In a world first, surgeons have performed an eyeball transplant. It is uncertain if the recipient will be able to see using his new eye, but the procedure remains a significant step towards one day restoring vision in people who have experienced severe eye injuries.
On 27 May, Eduardo Rodriguez at NYU Langone Health in New York and a team of more than 140 others performed the eye transplant alongside a partial face transplant in Aaron James, a 46-year-old powerline worker from Arkansas. To date, fewer than 50 facial transplants have been performed and none included an eye. Whole eye transplants were previously deemed nearly impossible due to the organ’s complexity.
James was severely injured in June 2021 after his face touched a live wire, sending a 7200-volt shock through his body. He lost most of the left side of his face, including his left eye, as well as much of his left arm.
Rodriguez and his team transferred the nose, lips, and bone segments underlying the left cheek and chin of a deceased donor to James, along with most of the tissue beneath the right eye. They also transferred the donor’s entire left eye including the eyelids, eyebrows and eye socket. The procedure lasted about 21 hours.
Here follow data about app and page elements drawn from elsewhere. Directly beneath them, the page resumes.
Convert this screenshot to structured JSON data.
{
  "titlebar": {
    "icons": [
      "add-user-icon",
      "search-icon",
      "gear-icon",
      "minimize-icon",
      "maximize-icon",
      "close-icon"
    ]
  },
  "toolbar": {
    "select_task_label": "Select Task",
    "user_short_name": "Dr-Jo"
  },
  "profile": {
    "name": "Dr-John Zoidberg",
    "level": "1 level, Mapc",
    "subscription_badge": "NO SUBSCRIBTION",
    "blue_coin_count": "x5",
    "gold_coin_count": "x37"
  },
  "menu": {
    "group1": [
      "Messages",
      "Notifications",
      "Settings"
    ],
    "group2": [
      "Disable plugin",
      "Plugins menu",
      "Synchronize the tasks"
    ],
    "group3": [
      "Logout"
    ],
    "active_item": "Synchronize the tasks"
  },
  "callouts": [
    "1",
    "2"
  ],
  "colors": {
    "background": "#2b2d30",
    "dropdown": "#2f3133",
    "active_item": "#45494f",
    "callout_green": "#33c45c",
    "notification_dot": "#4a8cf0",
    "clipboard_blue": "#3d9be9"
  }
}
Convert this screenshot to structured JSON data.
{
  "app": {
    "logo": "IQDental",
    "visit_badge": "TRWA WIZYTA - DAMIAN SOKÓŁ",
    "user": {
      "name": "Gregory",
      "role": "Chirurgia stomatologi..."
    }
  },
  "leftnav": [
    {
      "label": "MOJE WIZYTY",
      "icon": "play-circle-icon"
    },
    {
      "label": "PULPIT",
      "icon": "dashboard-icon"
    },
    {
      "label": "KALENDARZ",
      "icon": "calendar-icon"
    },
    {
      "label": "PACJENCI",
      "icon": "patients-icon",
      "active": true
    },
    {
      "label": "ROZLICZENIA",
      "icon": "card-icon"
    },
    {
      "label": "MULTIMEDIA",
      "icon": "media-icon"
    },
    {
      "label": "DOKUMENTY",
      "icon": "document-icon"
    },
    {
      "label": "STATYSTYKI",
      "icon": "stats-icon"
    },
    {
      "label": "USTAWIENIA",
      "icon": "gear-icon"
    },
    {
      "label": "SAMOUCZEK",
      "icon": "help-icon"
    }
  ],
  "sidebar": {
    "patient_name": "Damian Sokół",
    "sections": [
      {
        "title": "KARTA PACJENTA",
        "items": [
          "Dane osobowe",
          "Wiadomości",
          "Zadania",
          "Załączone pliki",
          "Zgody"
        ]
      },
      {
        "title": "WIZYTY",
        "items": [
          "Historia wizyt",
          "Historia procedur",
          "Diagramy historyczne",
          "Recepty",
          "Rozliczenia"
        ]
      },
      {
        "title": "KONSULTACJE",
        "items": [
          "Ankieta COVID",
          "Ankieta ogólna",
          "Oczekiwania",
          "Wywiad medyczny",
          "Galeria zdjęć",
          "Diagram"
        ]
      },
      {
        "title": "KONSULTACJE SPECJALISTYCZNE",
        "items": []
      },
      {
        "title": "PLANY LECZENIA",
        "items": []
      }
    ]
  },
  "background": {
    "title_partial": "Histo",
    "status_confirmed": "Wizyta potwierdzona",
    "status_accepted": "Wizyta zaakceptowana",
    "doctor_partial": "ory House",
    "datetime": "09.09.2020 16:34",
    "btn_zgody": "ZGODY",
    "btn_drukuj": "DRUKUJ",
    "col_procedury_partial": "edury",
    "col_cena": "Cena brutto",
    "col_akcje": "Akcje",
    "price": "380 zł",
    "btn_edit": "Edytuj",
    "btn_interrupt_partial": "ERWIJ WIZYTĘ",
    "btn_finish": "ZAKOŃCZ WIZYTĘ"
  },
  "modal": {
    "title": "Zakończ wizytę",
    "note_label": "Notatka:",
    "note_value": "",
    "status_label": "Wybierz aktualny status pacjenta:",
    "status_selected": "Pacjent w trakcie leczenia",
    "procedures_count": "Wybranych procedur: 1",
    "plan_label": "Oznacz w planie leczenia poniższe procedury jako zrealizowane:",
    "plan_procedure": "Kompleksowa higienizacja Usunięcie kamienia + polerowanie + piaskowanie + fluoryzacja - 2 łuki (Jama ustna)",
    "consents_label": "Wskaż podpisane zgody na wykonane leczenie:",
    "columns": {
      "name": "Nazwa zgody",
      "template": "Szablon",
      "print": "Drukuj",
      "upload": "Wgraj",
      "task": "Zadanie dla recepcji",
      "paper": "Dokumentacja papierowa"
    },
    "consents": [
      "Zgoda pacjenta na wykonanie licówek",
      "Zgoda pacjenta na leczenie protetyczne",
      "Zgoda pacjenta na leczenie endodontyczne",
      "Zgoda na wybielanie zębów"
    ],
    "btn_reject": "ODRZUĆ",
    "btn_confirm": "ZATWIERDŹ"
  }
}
The first challenge was extracting the intricate network of blood vessels surrounding the eyeball. Unlike other facial features, the eye receives blood from directly behind the brain. So, the surgeons had to partially remove the donor’s skull to access these vessels.
To avoid having to remove part of James’s skull too – which would have meant operating near his brain – the surgeons connected the vessels to others in the donor’s face. This allowed the team to re-establish blood flow to the eye within 25 minutes of the surgical procedure and bypass the brain. Then later, during the transplant itself, they reconnected these vessels to some in James’s neck.
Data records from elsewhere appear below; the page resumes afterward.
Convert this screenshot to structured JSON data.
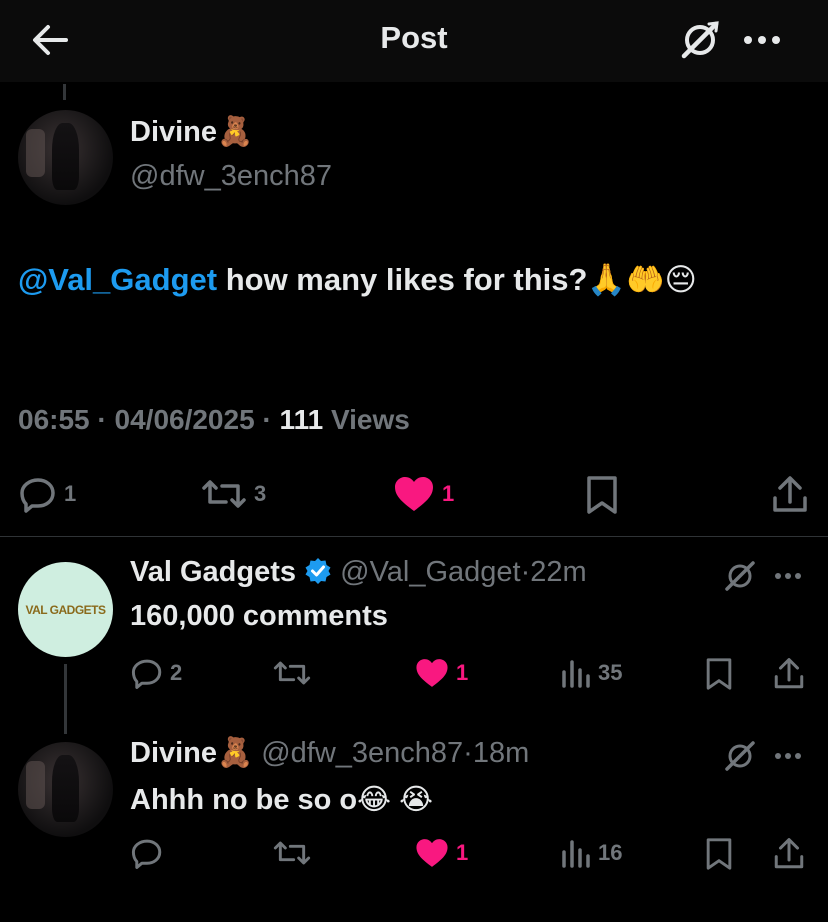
{
  "header": {
    "title": "Post"
  },
  "main_post": {
    "author_name": "Divine🧸",
    "handle": "@dfw_3ench87",
    "mention": "@Val_Gadget",
    "text": " how many likes for this?🙏🤲😔",
    "time": "06:55",
    "date": "04/06/2025",
    "views_count": "111",
    "views_label": "Views",
    "replies": "1",
    "reposts": "3",
    "likes": "1"
  },
  "replies": [
    {
      "author_name": "Val Gadgets",
      "verified": true,
      "handle": "@Val_Gadget",
      "time": "22m",
      "text": "160,000 comments",
      "replies": "2",
      "reposts": "",
      "likes": "1",
      "views": "35",
      "avatar_logo": "VAL GADGETS"
    },
    {
      "author_name": "Divine🧸",
      "verified": false,
      "handle": "@dfw_3ench87",
      "time": "18m",
      "text": "Ahhh no be so o😂 😭",
      "replies": "",
      "reposts": "",
      "likes": "1",
      "views": "16"
    }
  ],
  "colors": {
    "background": "#000000",
    "text": "#e7e9ea",
    "muted": "#71767b",
    "mention": "#1d9bf0",
    "like": "#f91880",
    "verified": "#1d9bf0"
  },
  "icons": {
    "back": "arrow-left-icon",
    "grok": "grok-icon",
    "more": "more-dots-icon",
    "reply": "reply-bubble-icon",
    "repost": "repost-icon",
    "like": "heart-filled-icon",
    "bookmark": "bookmark-icon",
    "share": "share-icon",
    "views": "views-bar-icon"
  }
}
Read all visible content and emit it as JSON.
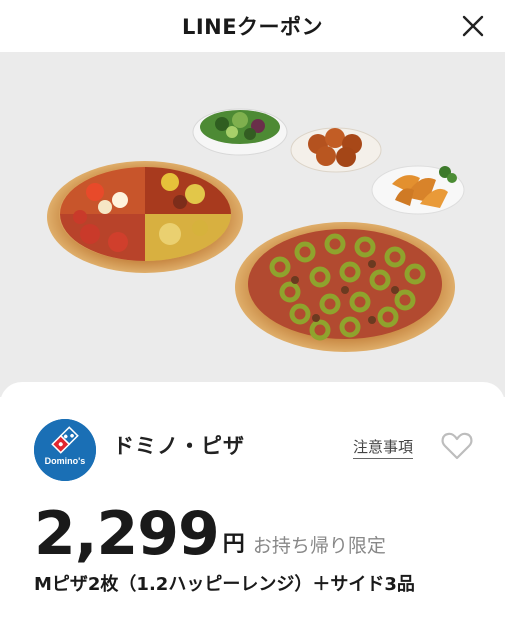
{
  "header": {
    "title": "LINEクーポン"
  },
  "brand": {
    "name": "ドミノ・ピザ",
    "logo_text": "Domino's",
    "notice_label": "注意事項"
  },
  "offer": {
    "price": "2,299",
    "currency": "円",
    "condition": "お持ち帰り限定",
    "title": "Mピザ2枚（1.2ハッピーレンジ）＋サイド3品"
  },
  "colors": {
    "brand_blue": "#1a6fb5",
    "brand_red": "#e0262f"
  }
}
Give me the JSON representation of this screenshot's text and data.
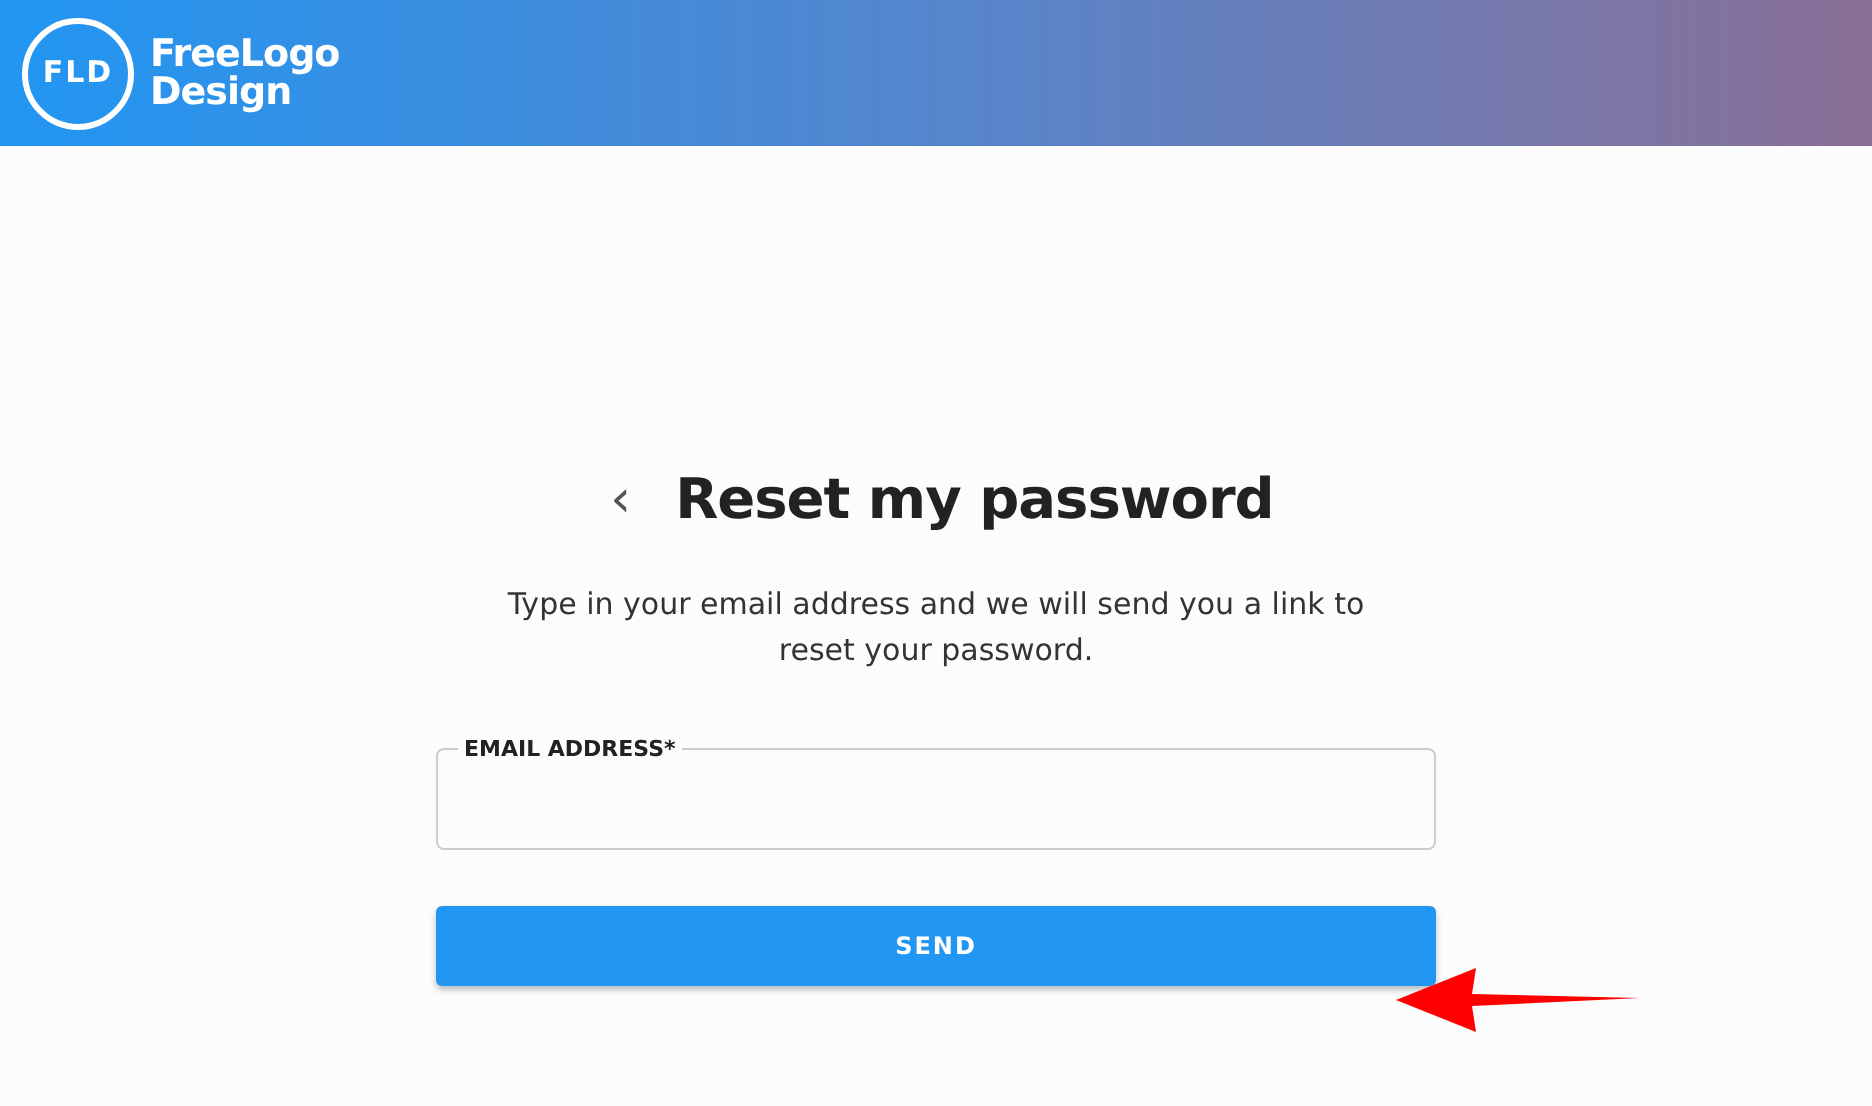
{
  "header": {
    "logo": {
      "badge": "FLD",
      "name_line_1": "FreeLogo",
      "name_line_2": "Design"
    }
  },
  "form": {
    "back": "‹",
    "title": "Reset my password",
    "description": "Type in your email address and we will send you a link to reset your password.",
    "email_field": {
      "label": "EMAIL ADDRESS*"
    },
    "submit": "SEND"
  }
}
Removing the donor’s skull also gave surgeons better access to the optic nerve. This bundle of nerve fibres transmits information from the eye to the brain, enabling us to see. Doctors have never successfully reconnected a severed optic nerve. In an attempt to do so, Rodriguez and his team preserved as much of the donor optic nerve’s length as possible. This, they reasoned, would maximise the chances of the nerve fibres regenerating and establishing a connection with James’s brain.
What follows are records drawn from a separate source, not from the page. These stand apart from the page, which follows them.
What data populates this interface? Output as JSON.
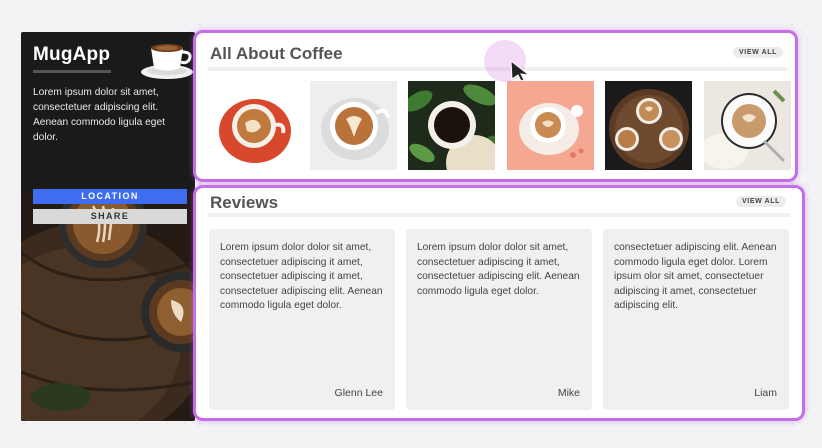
{
  "sidebar": {
    "brand": "MugApp",
    "description": "Lorem ipsum dolor sit amet, consectetuer adipiscing elit. Aenean commodo ligula eget dolor.",
    "location_button": "LOCATION",
    "share_button": "SHARE"
  },
  "coffee": {
    "title": "All About Coffee",
    "view_all": "VIEW ALL",
    "photos": [
      "coffee-photo-1",
      "coffee-photo-2",
      "coffee-photo-3",
      "coffee-photo-4",
      "coffee-photo-5",
      "coffee-photo-6"
    ]
  },
  "reviews": {
    "title": "Reviews",
    "view_all": "VIEW ALL",
    "items": [
      {
        "text": "Lorem ipsum dolor dolor sit amet, consectetuer adipiscing it amet, consectetuer adipiscing it amet, consectetuer adipiscing elit. Aenean commodo ligula eget dolor.",
        "author": "Glenn Lee"
      },
      {
        "text": "Lorem ipsum dolor dolor sit amet, consectetuer adipiscing it amet, consectetuer adipiscing elit. Aenean commodo ligula eget dolor.",
        "author": "Mike"
      },
      {
        "text": "consectetuer adipiscing elit. Aenean commodo ligula eget dolor. Lorem ipsum olor sit amet, consectetuer adipiscing it amet, consectetuer adipiscing elit.",
        "author": "Liam"
      }
    ]
  },
  "colors": {
    "panel_border": "#c46ee8",
    "location_button": "#3f6df0",
    "sidebar_bg": "#1a1a1a"
  },
  "icons": [
    "mug-logo-icon",
    "cursor-icon"
  ]
}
They also took stem cells – which can develop into different types of specialist cells – from the donor, and injected them into the site where the donor optic nerve and James’s optic nerve met, to further stimulate nerve growth.
More than five months after the surgical procedure, the eyeball appears to be healthy. It has sufficient blood flow and internal fluid pressure and can produce tears. Some of the nerve cells critical for sight are also alive, though James is unable to see using the eye and might never be able to do so, says Rodriguez.
“That’s an achievement, just keeping the globe viable, alive and healthy,” says Damon Cooney at Johns Hopkins University in Maryland, who wasn’t involved in the surgery. “[But] we need to be careful about raising people’s expectation or hopes in excess of what’s technically feasible at this point.”
“I think from our standpoint, the fact the individual survived the operation, the fact we’ve not had any complications whatsoever – and there could have been many – is a success,” says Rodriguez.
James can also eat and breathe on his own thanks to the surgery. “We forget about those [aspects] because everyone’s so focused on the eye. But the fact that we can given this person another chance at a normal life with the possibility of some form of sight is wonderful,” says Rodriguez.